An old women wanders a stage-bound hillside, collecting firewood. She encounters a man dressed in a red hooded robe who gives her a rose and tells her to return home, proclaiming that the “day of…deliverance is at hand.”
So begins Roger Corman’s Masque of the Red Death. Part of the American International Pictures series of films based on Edgar Allen Poe’s works, Masque stars Vincent Prince as Prince Prospero, a man of calculating evil who rules over a Medieval wasteland. While tormenting a village of his peasants, Prospero discovers that the old woman’s “deliverance” is the Red Death, a disease that causes one to bleed from the pores, dying in agony.
As the plague spreads across the countryside, Prospero gathers the local nobility into the safety of his castle. Of course, how safe can you be with a man who worships the devil, likes to spout off about the true nature of terror and occasionally murders people? As it turns out, not very safe.
The local 1% engages in the usual debauchery, while Price tries to convince local villager Francesca (the beautiful, but a little bland, Jane Asher) to embrace evil. The gathering soon devolves into death and madness. Prospero’s consort, Juliana (Hazel Court, who oozes smoldering sensuality) pledges herself to Satan as his bride and, after a experiencing a drug-induced hallucination of Hell that leaves her wanting more, is killed by a raven. Alfredo (the great Patrick Magee as a sadistic, sexually deviant noble, a base version of Prospero) is incinerated while wearing an ape costume during the climatic masquerade ball. Gino (David Weston) and Ludovico (Nigel Green) – Francesca’s lover and father, respectively – are forced to play a game involving a poisoned dagger that ends with one of them dead. Fun and games in 14th Century Europe.
As the masquerade ball nears its climax and Francesca is apparently ready to give herself over to Prospero, the “Man in Red” makes an appearance and gives Vincent Price a final, fatal insight into how the world really works.
If there is a central theme, it is the victory of entropy over everything else. Prospero thinks that by declaring God to be dead and creating an Id-driven, solipsistic universe, he has achieved insight into mankind’s place in the world, as a passion driven animal. Francesca clings to a fuzzy notion of a God of Love, although, as she admits when Prospero tries to engage her in a philosophical discussion, “I have no learning.” Her’s is the faith of the innocent…or, as Prospero obviously believes, the common herd. Gino and Ludovico, focus on a more relationship driven world, one in which the bonds of friendship and love will win out over the immoral world of the lonely Prince Prospero. Juliana is has made Prospero’s attention the center of her universe, doing anything, even risking her soul, to gain his approval. Prospero’s various sycophants are followers, doing whatever degrading acts he commands, whether for safety, wealth or, in the case of Alfredo, the license to indulge one’s animal instincts.
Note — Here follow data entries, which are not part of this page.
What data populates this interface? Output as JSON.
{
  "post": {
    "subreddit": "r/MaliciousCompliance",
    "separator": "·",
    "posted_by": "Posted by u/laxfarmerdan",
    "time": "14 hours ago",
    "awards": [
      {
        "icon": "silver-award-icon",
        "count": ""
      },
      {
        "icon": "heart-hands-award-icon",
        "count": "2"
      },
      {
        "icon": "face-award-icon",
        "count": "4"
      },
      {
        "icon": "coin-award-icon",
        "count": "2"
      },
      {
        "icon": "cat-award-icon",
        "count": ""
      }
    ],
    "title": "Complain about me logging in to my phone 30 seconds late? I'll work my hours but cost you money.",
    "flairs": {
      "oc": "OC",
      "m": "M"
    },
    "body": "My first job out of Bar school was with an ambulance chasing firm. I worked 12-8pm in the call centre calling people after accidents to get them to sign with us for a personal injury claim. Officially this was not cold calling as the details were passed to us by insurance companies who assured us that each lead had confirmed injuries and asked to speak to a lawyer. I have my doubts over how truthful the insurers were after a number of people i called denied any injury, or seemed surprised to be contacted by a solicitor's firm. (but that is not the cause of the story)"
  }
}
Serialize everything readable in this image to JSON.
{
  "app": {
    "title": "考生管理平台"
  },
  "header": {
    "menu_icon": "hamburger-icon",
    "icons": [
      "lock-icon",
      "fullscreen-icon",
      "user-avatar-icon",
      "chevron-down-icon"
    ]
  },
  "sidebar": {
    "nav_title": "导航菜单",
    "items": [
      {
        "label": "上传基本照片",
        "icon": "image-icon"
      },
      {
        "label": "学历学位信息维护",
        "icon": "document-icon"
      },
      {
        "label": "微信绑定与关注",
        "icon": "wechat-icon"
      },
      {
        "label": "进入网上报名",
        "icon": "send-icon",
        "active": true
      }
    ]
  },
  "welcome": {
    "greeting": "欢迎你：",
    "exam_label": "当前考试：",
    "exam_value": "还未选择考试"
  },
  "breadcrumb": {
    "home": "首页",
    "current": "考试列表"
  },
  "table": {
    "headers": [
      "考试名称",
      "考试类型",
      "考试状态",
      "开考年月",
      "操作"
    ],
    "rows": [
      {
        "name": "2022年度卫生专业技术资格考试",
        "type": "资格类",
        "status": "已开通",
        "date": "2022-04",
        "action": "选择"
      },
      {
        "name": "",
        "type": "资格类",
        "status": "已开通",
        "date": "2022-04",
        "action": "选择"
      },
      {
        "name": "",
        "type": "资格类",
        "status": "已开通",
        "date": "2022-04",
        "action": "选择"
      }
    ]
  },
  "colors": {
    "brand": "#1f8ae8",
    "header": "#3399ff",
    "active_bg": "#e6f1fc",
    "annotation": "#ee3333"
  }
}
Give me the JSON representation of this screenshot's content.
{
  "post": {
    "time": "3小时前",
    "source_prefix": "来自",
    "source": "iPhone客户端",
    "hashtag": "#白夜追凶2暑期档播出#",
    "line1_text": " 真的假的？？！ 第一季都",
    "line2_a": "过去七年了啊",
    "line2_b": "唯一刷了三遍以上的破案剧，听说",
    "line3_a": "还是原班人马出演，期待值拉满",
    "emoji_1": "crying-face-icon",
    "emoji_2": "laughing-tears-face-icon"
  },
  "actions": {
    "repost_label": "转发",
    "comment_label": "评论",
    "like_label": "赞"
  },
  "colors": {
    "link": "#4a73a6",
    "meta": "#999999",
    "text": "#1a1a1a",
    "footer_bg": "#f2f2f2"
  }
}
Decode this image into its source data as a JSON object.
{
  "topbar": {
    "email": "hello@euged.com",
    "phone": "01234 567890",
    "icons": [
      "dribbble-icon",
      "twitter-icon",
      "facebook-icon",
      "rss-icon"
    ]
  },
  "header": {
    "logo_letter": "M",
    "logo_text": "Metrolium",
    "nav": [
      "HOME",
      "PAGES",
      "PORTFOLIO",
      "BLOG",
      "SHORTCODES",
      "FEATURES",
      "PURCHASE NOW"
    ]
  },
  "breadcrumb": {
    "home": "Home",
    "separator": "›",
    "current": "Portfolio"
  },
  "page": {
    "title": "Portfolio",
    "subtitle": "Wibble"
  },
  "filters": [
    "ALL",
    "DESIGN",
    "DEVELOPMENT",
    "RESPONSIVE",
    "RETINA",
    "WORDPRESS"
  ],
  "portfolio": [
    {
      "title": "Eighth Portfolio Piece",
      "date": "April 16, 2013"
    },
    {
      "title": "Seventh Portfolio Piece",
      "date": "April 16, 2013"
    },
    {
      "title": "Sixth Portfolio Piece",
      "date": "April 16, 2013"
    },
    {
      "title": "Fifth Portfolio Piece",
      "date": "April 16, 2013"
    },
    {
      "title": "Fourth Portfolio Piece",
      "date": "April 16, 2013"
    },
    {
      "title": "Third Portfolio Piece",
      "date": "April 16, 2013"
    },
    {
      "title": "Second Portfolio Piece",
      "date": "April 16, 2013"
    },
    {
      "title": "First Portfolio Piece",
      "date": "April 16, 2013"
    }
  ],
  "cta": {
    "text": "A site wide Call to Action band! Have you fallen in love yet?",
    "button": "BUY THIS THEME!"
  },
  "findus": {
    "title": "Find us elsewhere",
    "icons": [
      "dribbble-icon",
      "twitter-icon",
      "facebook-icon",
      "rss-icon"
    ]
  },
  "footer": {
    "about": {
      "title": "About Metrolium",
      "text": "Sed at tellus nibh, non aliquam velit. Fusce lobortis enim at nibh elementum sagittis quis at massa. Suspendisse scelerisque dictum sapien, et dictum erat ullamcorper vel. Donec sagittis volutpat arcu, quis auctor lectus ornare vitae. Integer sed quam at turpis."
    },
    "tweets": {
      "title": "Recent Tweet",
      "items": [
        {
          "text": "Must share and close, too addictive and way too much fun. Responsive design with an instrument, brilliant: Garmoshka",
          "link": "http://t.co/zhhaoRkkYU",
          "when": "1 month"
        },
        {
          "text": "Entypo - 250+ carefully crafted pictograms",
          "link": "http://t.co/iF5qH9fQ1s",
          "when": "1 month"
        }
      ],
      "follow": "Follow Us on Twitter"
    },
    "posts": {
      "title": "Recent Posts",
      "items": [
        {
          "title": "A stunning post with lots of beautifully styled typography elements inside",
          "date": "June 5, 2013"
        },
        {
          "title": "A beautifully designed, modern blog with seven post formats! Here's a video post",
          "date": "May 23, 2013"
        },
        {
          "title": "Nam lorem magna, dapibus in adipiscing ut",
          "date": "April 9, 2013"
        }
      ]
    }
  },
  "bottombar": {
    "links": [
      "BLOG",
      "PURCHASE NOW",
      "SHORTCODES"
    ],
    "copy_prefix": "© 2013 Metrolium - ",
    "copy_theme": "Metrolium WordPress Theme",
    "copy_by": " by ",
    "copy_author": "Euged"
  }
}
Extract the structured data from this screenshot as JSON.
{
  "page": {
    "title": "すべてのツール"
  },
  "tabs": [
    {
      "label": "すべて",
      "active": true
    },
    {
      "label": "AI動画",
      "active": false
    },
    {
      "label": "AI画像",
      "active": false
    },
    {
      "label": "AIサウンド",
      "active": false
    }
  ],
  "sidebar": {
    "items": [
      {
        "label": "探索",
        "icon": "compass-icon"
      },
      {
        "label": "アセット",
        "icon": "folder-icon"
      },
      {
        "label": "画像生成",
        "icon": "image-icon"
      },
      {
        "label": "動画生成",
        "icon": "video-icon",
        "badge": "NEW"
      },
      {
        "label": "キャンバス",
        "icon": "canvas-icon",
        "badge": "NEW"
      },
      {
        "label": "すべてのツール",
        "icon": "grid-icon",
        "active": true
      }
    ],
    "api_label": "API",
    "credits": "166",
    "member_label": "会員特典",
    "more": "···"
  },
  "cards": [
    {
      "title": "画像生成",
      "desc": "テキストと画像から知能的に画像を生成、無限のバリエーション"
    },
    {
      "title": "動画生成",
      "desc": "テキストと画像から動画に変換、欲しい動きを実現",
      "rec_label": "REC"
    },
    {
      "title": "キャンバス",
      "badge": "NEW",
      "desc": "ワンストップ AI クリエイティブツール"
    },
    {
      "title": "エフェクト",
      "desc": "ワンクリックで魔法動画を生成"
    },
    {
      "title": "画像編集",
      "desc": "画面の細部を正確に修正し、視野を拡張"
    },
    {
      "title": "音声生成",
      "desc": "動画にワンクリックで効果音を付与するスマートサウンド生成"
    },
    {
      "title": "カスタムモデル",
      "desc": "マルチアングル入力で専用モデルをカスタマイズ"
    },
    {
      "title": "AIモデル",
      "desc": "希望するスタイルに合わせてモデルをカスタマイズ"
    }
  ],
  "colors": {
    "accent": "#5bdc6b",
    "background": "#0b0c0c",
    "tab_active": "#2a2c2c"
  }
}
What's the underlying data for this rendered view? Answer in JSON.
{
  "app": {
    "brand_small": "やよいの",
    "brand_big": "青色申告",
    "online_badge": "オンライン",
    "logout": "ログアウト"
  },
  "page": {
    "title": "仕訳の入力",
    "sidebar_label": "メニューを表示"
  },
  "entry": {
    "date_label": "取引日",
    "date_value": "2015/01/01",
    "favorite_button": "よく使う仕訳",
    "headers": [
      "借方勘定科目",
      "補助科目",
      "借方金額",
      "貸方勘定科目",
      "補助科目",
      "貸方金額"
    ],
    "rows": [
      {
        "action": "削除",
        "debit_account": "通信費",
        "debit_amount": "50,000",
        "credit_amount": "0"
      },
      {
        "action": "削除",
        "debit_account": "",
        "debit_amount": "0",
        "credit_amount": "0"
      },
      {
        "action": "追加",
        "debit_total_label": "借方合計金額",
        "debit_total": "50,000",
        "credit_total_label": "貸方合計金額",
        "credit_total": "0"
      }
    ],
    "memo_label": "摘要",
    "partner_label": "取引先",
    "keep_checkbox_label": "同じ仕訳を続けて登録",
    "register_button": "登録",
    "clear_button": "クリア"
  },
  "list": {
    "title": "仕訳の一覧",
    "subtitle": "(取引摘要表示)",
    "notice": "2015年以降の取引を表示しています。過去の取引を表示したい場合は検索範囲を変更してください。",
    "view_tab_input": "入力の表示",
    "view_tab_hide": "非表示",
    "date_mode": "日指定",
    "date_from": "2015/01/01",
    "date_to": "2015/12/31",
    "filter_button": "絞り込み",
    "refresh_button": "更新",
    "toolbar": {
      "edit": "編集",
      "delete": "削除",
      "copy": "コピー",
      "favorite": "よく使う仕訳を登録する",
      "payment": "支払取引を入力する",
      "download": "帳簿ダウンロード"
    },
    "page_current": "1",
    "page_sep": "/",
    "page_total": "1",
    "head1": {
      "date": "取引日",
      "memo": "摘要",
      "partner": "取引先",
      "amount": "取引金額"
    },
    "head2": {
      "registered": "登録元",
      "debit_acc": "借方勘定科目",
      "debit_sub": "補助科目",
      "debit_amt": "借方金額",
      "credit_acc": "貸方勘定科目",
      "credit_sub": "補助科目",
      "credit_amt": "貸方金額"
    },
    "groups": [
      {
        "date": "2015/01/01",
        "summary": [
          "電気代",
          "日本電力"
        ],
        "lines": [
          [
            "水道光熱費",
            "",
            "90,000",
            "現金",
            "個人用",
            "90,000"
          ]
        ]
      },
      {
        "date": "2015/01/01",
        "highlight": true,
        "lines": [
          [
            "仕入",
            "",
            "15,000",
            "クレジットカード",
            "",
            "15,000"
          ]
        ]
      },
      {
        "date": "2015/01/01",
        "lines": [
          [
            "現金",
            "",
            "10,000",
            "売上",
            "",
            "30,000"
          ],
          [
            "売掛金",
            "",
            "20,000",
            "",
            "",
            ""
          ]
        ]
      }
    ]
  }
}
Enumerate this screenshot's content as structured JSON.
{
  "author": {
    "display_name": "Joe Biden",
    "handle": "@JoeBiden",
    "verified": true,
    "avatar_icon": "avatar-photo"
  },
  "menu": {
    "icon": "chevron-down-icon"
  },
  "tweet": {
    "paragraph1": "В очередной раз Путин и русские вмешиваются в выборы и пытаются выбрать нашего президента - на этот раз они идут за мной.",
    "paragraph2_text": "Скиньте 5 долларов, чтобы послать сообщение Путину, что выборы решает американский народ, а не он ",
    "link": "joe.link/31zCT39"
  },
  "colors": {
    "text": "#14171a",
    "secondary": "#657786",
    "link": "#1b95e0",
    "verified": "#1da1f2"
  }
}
The Red Death wipes all of these attempts to define existence away. Although ostensibly a personification of Death, it is more accurate to see it as the force of universal entropy. It not only brings an end to life; it crushes belief and reveals the universe to be a blank slate, one that we all imprint meaning on; but all meaning is ultimately pointless. In the end, the Red Death – the force of entropy – is the only truth.
It is the sophistication of theme and presentation that makes Masque such an impressive film. Sumptuously filmed, with vibrant colors, a suitably disturbing soundtrack, impressive sets for a film of this budget (recycled from the film Beckett) and an effective cast, without this thematic sophistication, it would be intellectually empty. Instead, it is a brooding meditation on the meaning of all things, one that rewards the careful viewer with a provocative examination wrapped in the trappings of a moderately budgeted period horror movie.
- Just about any of Vincent Price’s soliloquies on the meaning of life and the manifest failings of humanity. From such an accomplished and charismatic actor, what could seem to be amoral justifications for atrocities, come across as well-reasoned lessons on human nature. It is easy to see how someone like Francesca could, in the end, come at least part of the way towards Prospero’s world-view.
- When the village is being torched by Prospero’s men, a peasant runs out of burning hut, clutching a baby. Another peasant picks up the kid and leaves the burning man lying on the ground, unaided. It succinctly sums up the tension between human mercy and the brutality of existence that will be repeated throughout the film.
- The use of obvious sets for outdoor scenes contributes to the feeling that our reality is just a facade, something laid over a truth that will be revealed over the course of the film.
- Hazel Court and Jane Asher are a pair of truly fetching redheads…wait, redheads…in a movie…about the Red Death…it’s all connected.
Viewed on DVD from MGM Home Entertainment.